Its Berlei brand also had a good start to the 2016 financial year, with the launch of a new everyday bra in New Zealand during the half, its first in a number of years.

Pacific Brands reported overall net profit A$24.3 million for first half, a turnaround from a loss of A$108.7 million a year earlier.

The company withheld paying a dividend last year despite becoming debt free for the first time, saying it wanted to get its balance sheet right for future investment.

With net cash now at A$33 million, the company is paying a 1.6 Australian cents per share fully-franked dividend.

At our full-year results and AGM, I said that the 2015 financial year marked a turning point in sales and earnings trajectory of Pacific Brands and I am pleased that our 2016 first half results have demonstrated it.


Sales were up 8.6 per cent across all brands to A$425.3 million, with the Sheridan and Bonds brands now accounting for 71 percent of total sales.

Bonds, the major revenue earner, had a 14 percent rise in sales compared to overall growth of 6.3 per cent across its total underwear division, with retail sales surging 39 percent on the back of 10 new Bonds stores and 66 new activewear concessions in Myers stores in Australia.

Last year marked a turning point for the dual-listed company after six years of restructuring, which included selling off a number of loss-making brands, shifting production to Asia, and putting more focus on retailing through its own stores rather than just wholesaling through supermarkets and department stores.

Chief executive David Bortolussi said its strategy of slimming down the company to focus on a higher quality, simplified business with greater growth potential and a strong balance sheet was working.

"At our full-year results and AGM, I said that the 2015 financial year marked a turning point in sales and earnings trajectory of Pacific Brands and I am pleased that our 2016 first half results have demonstrated it," he said.

Our strategic priorities are clear, we are investing in growth and expect our operational plans to deliver earnings before interest and tax of A$73 million to A$75 million" in the current financial year.


Currency depreciation remains a risk, with the weaker Australian dollar and 80 percent of the cost of goods sold settled in US dollars.

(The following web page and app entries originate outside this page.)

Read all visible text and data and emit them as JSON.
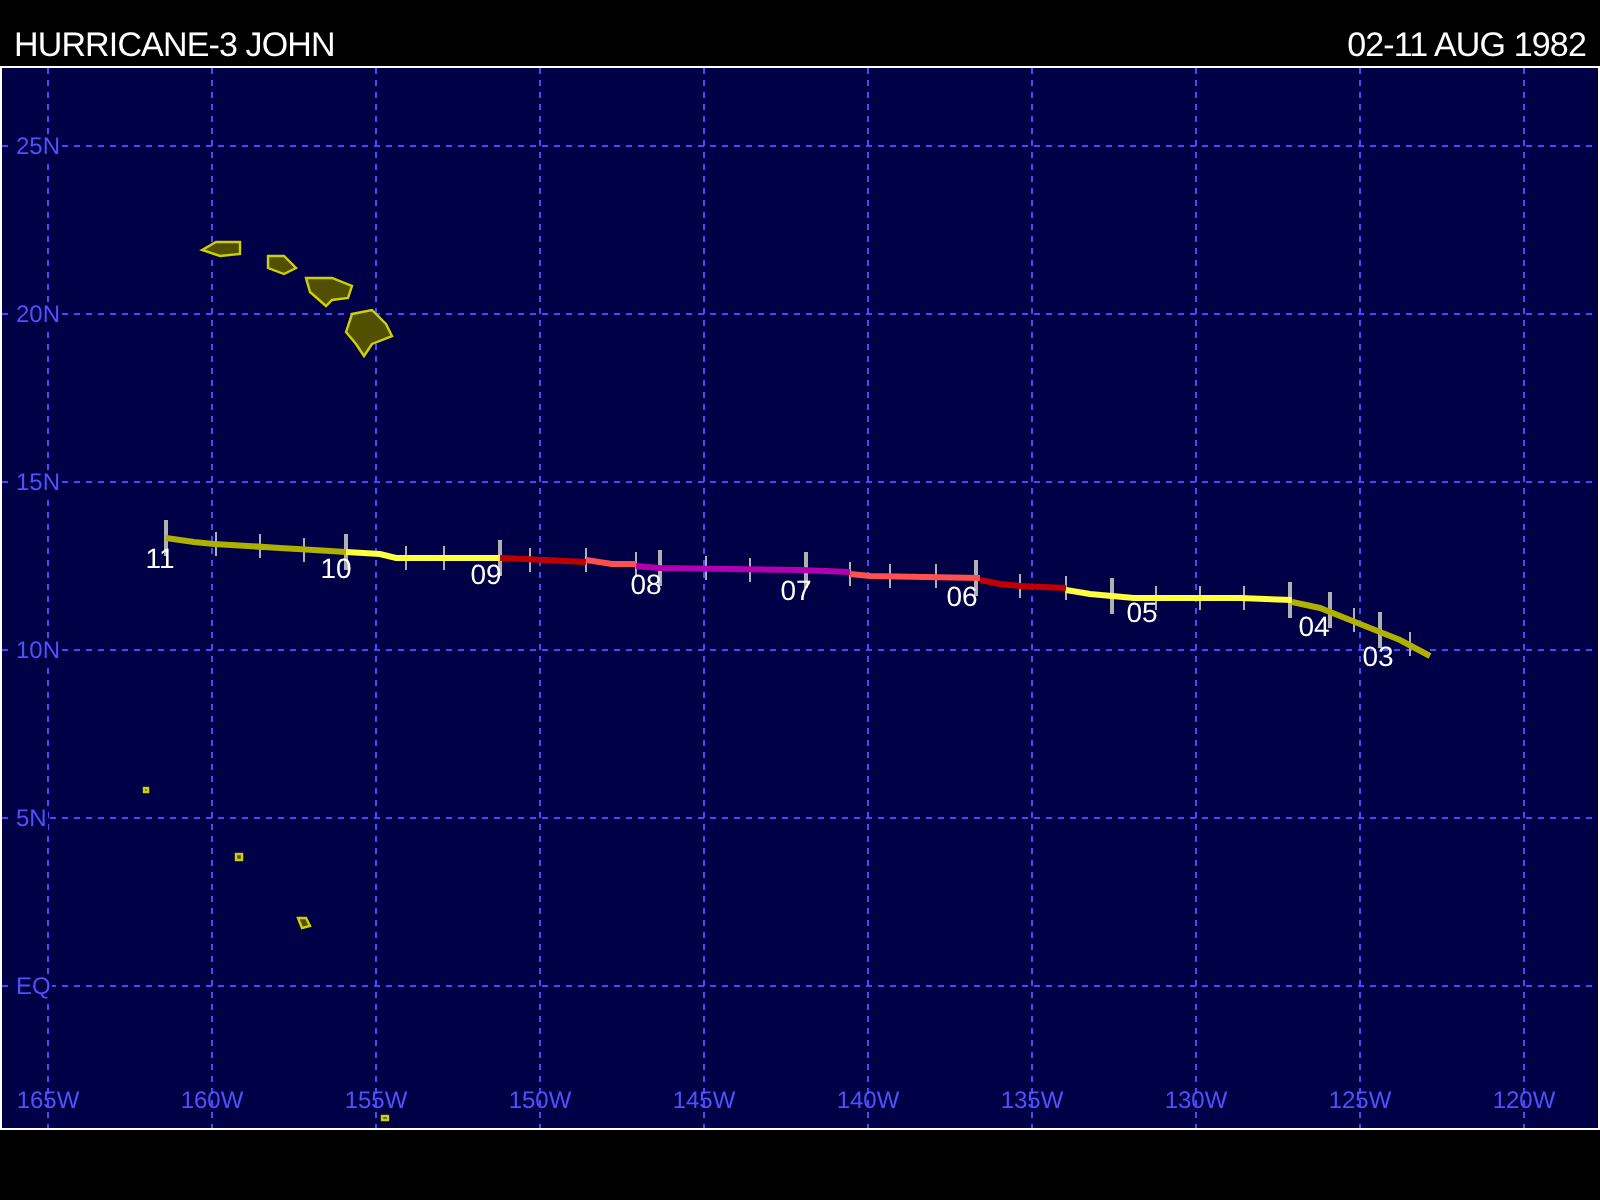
{
  "title": "HURRICANE-3 JOHN",
  "dates": "02-11 AUG 1982",
  "latitude_labels": [
    "25N",
    "20N",
    "15N",
    "10N",
    "5N",
    "EQ"
  ],
  "longitude_labels": [
    "165W",
    "160W",
    "155W",
    "150W",
    "145W",
    "140W",
    "135W",
    "130W",
    "125W",
    "120W"
  ],
  "track_segments": [
    {
      "color": "#b0b000"
    },
    {
      "color": "#ffff40"
    },
    {
      "color": "#c00000"
    },
    {
      "color": "#ff5050"
    },
    {
      "color": "#b000b0"
    },
    {
      "color": "#ff5050"
    },
    {
      "color": "#c00000"
    },
    {
      "color": "#ffff40"
    },
    {
      "color": "#b0b000"
    }
  ],
  "day_labels": [
    "11",
    "10",
    "09",
    "08",
    "07",
    "06",
    "05",
    "04",
    "03"
  ]
}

The group increased prices at Bonds retail outlets in October and at the underwear wholesale level last month and has been introducing cost-saving measures to offset immediate currency headwinds.

Further measures are being taken to address currency depreciation risk in the 2017 financial year.

Pacific Brands share price remained unchanged on the NZX at 90 cents, and were up 9 percent to 85 Australian cents on the ASX.